“The current government, given they are struggling to draw their legitimacy from election, is fearful of its people,” Virak told me. “They are holding on to power through force and fear and the promise of peace, stability, and continuous economic benefits.”
Despite lacking public legitimacy, Sen’s CPP holds every seat in the country’s two parliamentary organs. (“Pluralistic [sic] is the principle of people’s sovereign choice,” governmental spokesman Siphan told me.)
And yet, some forced-diasporic opposition figures believe at least tentatively in the possibility of change. “Our people know who they want as their leaders,” Sochua told me when I asked what she wants to say to Sen. “Give them that chance.”
This window will not likely soon open. China’s largesse has already enabled some states “to carry on their failing models longer than they should have,” according to the Brookings Institution. There’s no reason to think Hun Sen’s Cambodia will be exempted from this byproduct of Beijing’s backing.
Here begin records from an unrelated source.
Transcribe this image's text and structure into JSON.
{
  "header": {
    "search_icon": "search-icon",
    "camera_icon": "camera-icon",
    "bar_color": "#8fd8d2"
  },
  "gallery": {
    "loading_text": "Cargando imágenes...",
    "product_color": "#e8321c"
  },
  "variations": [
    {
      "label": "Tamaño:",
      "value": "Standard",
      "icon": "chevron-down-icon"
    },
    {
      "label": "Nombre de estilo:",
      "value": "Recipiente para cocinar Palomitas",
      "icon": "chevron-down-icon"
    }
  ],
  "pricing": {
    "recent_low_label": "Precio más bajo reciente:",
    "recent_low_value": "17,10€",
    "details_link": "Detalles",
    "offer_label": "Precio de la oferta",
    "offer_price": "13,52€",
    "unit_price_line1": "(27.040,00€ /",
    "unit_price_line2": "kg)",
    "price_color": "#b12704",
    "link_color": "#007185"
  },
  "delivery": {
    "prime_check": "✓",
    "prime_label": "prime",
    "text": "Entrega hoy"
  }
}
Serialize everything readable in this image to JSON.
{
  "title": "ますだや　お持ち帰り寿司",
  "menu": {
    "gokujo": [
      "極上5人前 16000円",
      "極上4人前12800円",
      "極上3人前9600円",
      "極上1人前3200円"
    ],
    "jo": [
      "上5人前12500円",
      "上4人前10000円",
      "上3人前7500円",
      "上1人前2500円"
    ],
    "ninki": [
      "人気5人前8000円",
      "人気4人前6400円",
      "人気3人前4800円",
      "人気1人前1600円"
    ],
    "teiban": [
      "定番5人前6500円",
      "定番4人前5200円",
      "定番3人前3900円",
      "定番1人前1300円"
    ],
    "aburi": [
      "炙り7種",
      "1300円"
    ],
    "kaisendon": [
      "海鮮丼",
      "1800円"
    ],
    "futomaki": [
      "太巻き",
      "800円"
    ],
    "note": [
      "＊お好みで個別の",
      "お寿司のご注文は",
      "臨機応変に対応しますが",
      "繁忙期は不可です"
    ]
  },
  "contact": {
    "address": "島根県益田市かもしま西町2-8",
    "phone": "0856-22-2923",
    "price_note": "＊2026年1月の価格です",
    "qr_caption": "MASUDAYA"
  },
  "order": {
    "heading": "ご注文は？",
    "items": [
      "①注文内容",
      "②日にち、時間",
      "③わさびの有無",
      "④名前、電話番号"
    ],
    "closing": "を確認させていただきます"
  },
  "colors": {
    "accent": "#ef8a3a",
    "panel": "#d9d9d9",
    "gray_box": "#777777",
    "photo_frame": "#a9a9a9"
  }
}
“With China’s help and Hun Sen’s ability to out-maneuver most people, I think he will manage to hold on to power until his death,” Virak echoed.
Still, Sen, in preparation for the inevitable, has begun to elevate his West Point–educated son Hun Manet for succession. When Manet tries to take over, he will, however, for reasons both unique to Cambodia and standard to patrimonial successions, face significant public and elite opposition — both of which appear to be growing, as I’ve written elsewhere. Father-to-son successions usually require large-scale purges of elites in which the elevated son establishes a culture of fear. But it appears unlikely than Manet matches his father’s skills in this department.
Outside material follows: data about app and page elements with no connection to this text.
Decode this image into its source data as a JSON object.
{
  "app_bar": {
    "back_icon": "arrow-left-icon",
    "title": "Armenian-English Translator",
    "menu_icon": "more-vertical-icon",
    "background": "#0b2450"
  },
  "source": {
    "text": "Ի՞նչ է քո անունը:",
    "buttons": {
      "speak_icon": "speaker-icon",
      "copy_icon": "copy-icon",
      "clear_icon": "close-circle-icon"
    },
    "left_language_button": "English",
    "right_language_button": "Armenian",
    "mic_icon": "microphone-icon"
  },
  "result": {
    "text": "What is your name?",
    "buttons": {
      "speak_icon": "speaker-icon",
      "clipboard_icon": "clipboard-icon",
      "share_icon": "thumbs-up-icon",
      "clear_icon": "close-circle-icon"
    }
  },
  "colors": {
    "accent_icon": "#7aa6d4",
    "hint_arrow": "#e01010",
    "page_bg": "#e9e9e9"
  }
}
“Sen won’t leave power of his own volition, but he is increasingly isolated within his own party,” Rainsy suggested. “There are figures in the CPP who understand that his plan to hand over to his son Hun Manet does not represent a viable future for our country.” It’s also unclear how China, already deeply invested in Cambodia, might respond to an uprising or potential regime change, but Beijing has already shown an unusual propensity to intervene in Cambodian politics.
“I think he will keep on waiting until he won’t be able to wait any longer,” Virak said of Sen. “That to me is when there is a real risk of instability.”
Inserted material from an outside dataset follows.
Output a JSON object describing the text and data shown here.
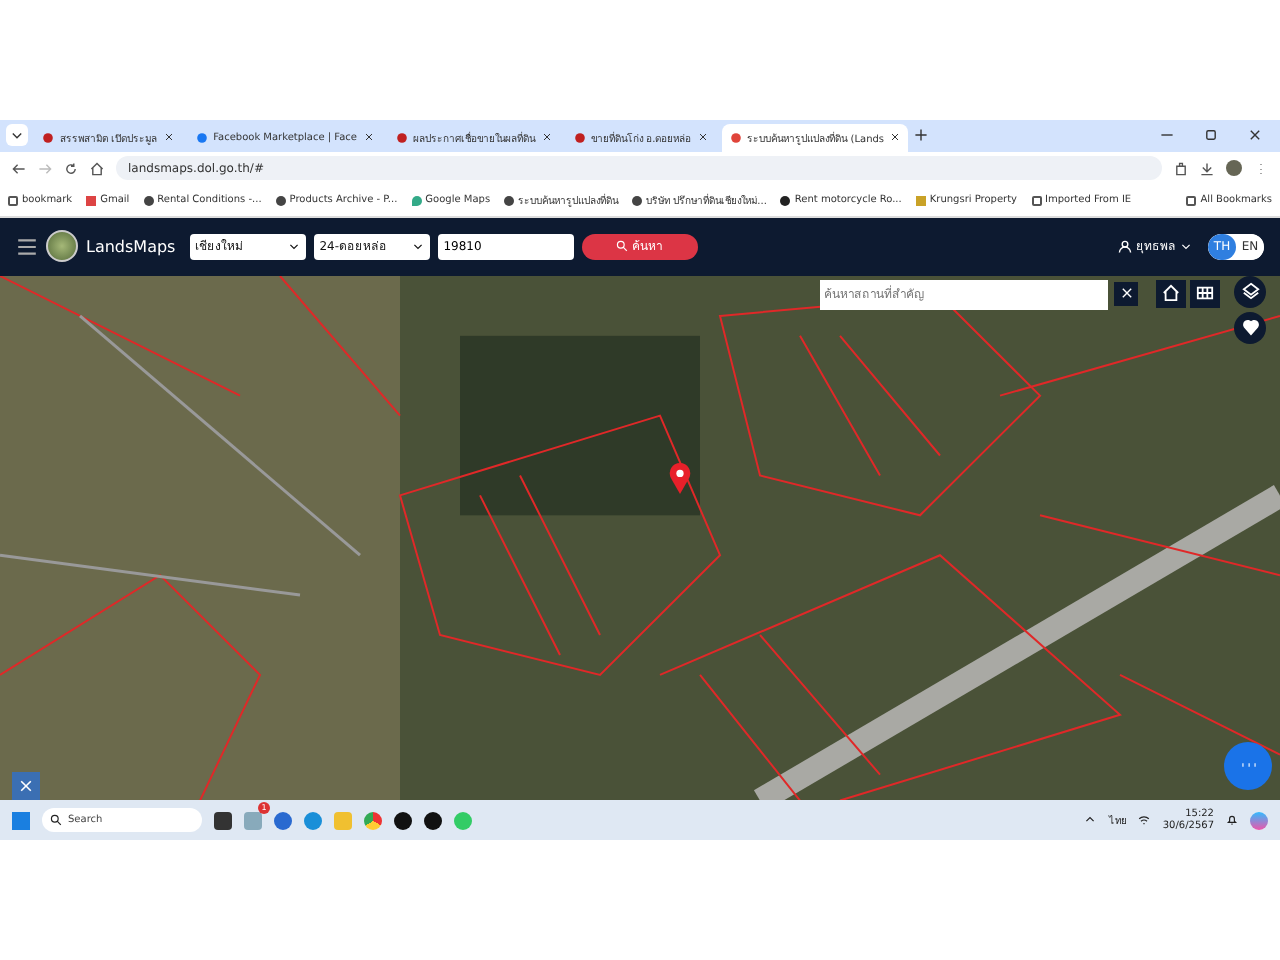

Indeed, Cambodia’s forecast appears more reminiscent of its chaotic past than the international community’s naïvely envisioned and ineffectively implemented democratic ideal. The end of history, it evidently was not.
And while predicting the future is never easy, all parties involved in crafting Cambodia’s finally, after 35 years, now recognize the need to factor in one immutable variable: Sen’s thirst for and willingness to do all things to hold on to power, seemingly no matter the Cambodian cost.
Rainsy and Sochua both yearn for free elections, even if such competition results in CPP victory or a CNRP-CPP coalition, as the former told me. But both recognize the unlikeness of Sen allowing such competition — and fear that reality.
“Democracy will have to wait for a long time” if Sen doesn’t allow elections, Sochua told me. “Unless people’s anger gets set off to street protest. But then it will be bloody.”
Charles Dunst is an MSc candidate in International Relations at the London School of Economics, and a journalist who has reported from Southeast Asia for The New York Times, The Atlantic, Foreign Policy, and the Los Angeles Times, among other publications. He was formerly based in Phnom Penh, Cambodia.